According to Art Feather, marketing manager for Cisco's Mobile Wireless Group, the U.S. mass deployment of 3G probably won't happen until 2006. Feather attributed this stall to too much confusion over technologies and cost structures.
"We're just too big, we have too much of the wrong attitude, and there are too many competitive wireless operators out there," said Feather. "If there was some consolidation in the industry, then there might be rapid 3G deployment."
A panel of entertainment executives took a milder approach to the rollout of 3G wireless services, instead trying to nail down how best to use wireless technology in it present and future state as the perfect marketing and branding tool for entertainment content.
And while the panelists admitted to moving into the wireless Internet space with a sense of urgency, there was great concern for first impressions on the wireless consumer and being as non-invasive in their marketing and content strategies as possible.
Companies like Disney Internet Group, New Line Cinema, and Sony Pictures have seen most of their popularity take hold on other continents, whereas the U.S. wireless market has been on the slow road in terms of figuring out a viable wireless business model and developing workable billing systems that appeal to consumers.
"We're not looking to bandwidth as the defining factor," said Rio Caraeff, vice president of Wireless Services for Sony Pictures. "Mobile wireless is not a television, it's about communicating with people and branding on mobile devices, not showing movies."

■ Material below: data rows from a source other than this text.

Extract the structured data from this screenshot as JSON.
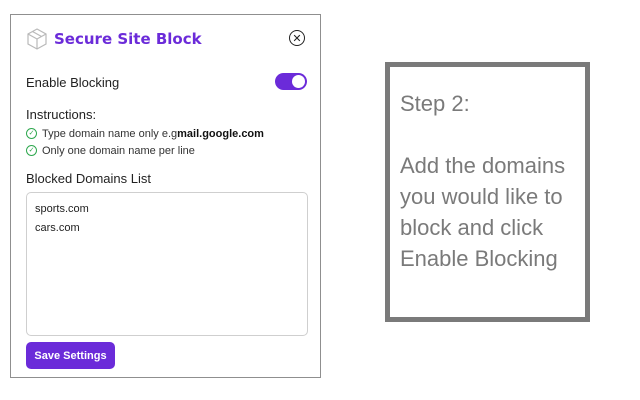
{
  "popup": {
    "title": "Secure Site Block",
    "close_icon": "close-icon",
    "logo_icon": "cube-icon",
    "toggle": {
      "label": "Enable Blocking",
      "enabled": true
    },
    "instructions": {
      "title": "Instructions:",
      "items": [
        {
          "prefix": "Type domain name only e.g ",
          "emphasis": "mail.google.com"
        },
        {
          "prefix": "Only one domain name per line",
          "emphasis": ""
        }
      ]
    },
    "list_label": "Blocked Domains List",
    "domains": [
      "sports.com",
      "cars.com"
    ],
    "save_label": "Save Settings"
  },
  "step": {
    "title": "Step 2:",
    "body": "Add the domains you would like to block and click Enable Blocking"
  },
  "colors": {
    "accent": "#6b2bd9",
    "check": "#2fa84f",
    "step_text": "#7a7a7a"
  }
}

Etesh Mangray, director of business development for Disney Internet Group, boast 2.5 million subscribers in Japan alone, but scarcely mentioned any notable wireless marketing success in the U.S. Popular Disney properties in the Asian wireless market are Disney-related games, characters, and ring tones.
"We're still at the mercy of networking speeds, but we will start to trial-test wireless games as speed improves," said Mangray.

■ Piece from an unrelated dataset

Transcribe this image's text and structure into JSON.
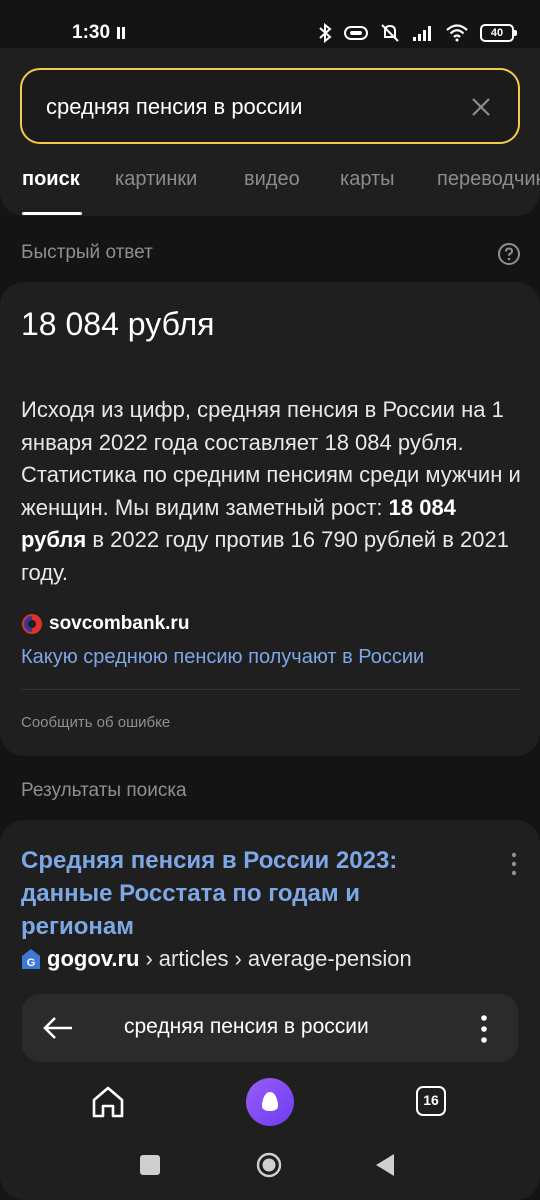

New Line Cinema's Gordon Paddison claimed great popularity for content licensing abroad for film properties such as "Lord of The Rings," and said that mobile gaming is still the leading wireless feature in Asian and European markets.

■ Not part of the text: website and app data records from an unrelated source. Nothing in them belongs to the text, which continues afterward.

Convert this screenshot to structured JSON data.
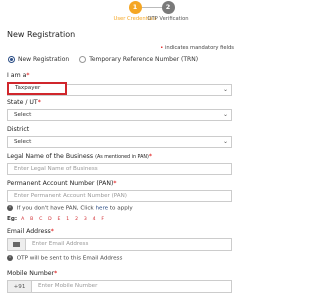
{
  "stepper": {
    "steps": [
      {
        "num": "1",
        "label": "User Credentials"
      },
      {
        "num": "2",
        "label": "OTP Verification"
      }
    ]
  },
  "title": "New Registration",
  "mandatory_note": "indicates mandatory fields",
  "radios": {
    "opt1": "New Registration",
    "opt2": "Temporary Reference Number (TRN)"
  },
  "iam": {
    "label": "I am a",
    "value": "Taxpayer"
  },
  "state": {
    "label": "State / UT",
    "value": "Select"
  },
  "district": {
    "label": "District",
    "value": "Select"
  },
  "legal_name": {
    "label": "Legal Name of the Business",
    "label_small": "(As mentioned in PAN)",
    "placeholder": "Enter Legal Name of Business"
  },
  "pan": {
    "label": "Permanent Account Number (PAN)",
    "placeholder": "Enter Permanent Account Number (PAN)",
    "info_prefix": "If you don't have PAN, Click",
    "info_link": "here",
    "info_suffix": "to apply",
    "eg_label": "Eg:",
    "eg_chars": "A B C D E 1 2 3 4 F"
  },
  "email": {
    "label": "Email Address",
    "placeholder": "Enter Email Address",
    "info": "OTP will be sent to this Email Address"
  },
  "mobile": {
    "label": "Mobile Number",
    "prefix": "+91",
    "placeholder": "Enter Mobile Number"
  },
  "colors": {
    "accent": "#f5a623",
    "highlight": "#d0262c",
    "primary": "#2c4e86"
  }
}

Ted Cohen of EMI Records described how his company is using wireless technology to reach out to music consumers and get music and information to people on the move. Cohen said that ring tones for wireless devices are a multi-dollar business right now for EMI and other record companies, and in some cases are more valuable to licensing companies and consumers than the actual music they stem from.
Still in the elemental stages, EMI is the process of building a wireless community for its music followers and getting out information on concert dates, new artists, and record releases through short messaging services (SMS), which Cohen calls a "great vehicle for disseminating information."
At the heels of wireless SMS technology is EMS (enhanced messaging services), which enables a wireless user to send graphics, and eventually MMS (multi-media services), wireless streaming technology.
A wireless concept many of the panelist agreed was very promising was location-based marketing; catching hold of the consumer in-between the home PC and the work PC and letting them know when the next box office opening is, or offering the consumer a location-based coupon whereupon if they go to the nearest Warehouse or retail locale and show the serial number of their mobile handset, they can get a discount on merchandise.
"We want to get information off the desktop and move it around," said Cohen, "At the moment, we're still trying to find that 'sweet spot' where either it works or it doesn't. The best wireless applications are the ones that don't exceed what the platform is capable of. However, exceeding expectations and being exciting and informative is key."